ABOUT THIS EXERCISE — After reading the data, copy it out in full and exactly.

[[ WORKING DATA open ]]

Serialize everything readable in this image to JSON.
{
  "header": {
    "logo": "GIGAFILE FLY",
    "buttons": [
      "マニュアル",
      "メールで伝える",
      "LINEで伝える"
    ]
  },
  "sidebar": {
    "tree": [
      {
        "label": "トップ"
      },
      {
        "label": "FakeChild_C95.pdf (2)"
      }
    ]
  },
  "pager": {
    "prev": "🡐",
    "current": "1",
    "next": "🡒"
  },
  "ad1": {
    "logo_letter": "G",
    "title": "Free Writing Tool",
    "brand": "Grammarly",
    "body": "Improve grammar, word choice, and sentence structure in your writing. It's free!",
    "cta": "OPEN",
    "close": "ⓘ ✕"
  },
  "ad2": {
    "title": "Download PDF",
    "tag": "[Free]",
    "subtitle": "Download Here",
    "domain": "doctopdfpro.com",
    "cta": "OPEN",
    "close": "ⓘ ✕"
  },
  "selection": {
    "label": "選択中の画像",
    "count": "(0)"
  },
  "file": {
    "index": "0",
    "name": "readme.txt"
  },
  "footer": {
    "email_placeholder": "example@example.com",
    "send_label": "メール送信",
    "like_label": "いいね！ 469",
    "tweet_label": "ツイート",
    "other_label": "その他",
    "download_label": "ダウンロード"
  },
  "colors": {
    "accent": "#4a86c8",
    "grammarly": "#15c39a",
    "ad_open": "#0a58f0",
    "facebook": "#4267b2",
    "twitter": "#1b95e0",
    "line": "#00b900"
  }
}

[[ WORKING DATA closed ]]

ANSWER SPACE —
Serialize everything readable in this image to JSON.
{
  "header": {
    "logo": "GIGAFILE FLY",
    "buttons": [
      "マニュアル",
      "メールで伝える",
      "LINEで伝える"
    ]
  },
  "sidebar": {
    "tree": [
      {
        "label": "トップ"
      },
      {
        "label": "FakeChild_C95.pdf (2)"
      }
    ]
  },
  "pager": {
    "prev": "🡐",
    "current": "1",
    "next": "🡒"
  },
  "ad1": {
    "logo_letter": "G",
    "title": "Free Writing Tool",
    "brand": "Grammarly",
    "body": "Improve grammar, word choice, and sentence structure in your writing. It's free!",
    "cta": "OPEN",
    "close": "ⓘ ✕"
  },
  "ad2": {
    "title": "Download PDF",
    "tag": "[Free]",
    "subtitle": "Download Here",
    "domain": "doctopdfpro.com",
    "cta": "OPEN",
    "close": "ⓘ ✕"
  },
  "selection": {
    "label": "選択中の画像",
    "count": "(0)"
  },
  "file": {
    "index": "0",
    "name": "readme.txt"
  },
  "footer": {
    "email_placeholder": "example@example.com",
    "send_label": "メール送信",
    "like_label": "いいね！ 469",
    "tweet_label": "ツイート",
    "other_label": "その他",
    "download_label": "ダウンロード"
  },
  "colors": {
    "accent": "#4a86c8",
    "grammarly": "#15c39a",
    "ad_open": "#0a58f0",
    "facebook": "#4267b2",
    "twitter": "#1b95e0",
    "line": "#00b900"
  }
}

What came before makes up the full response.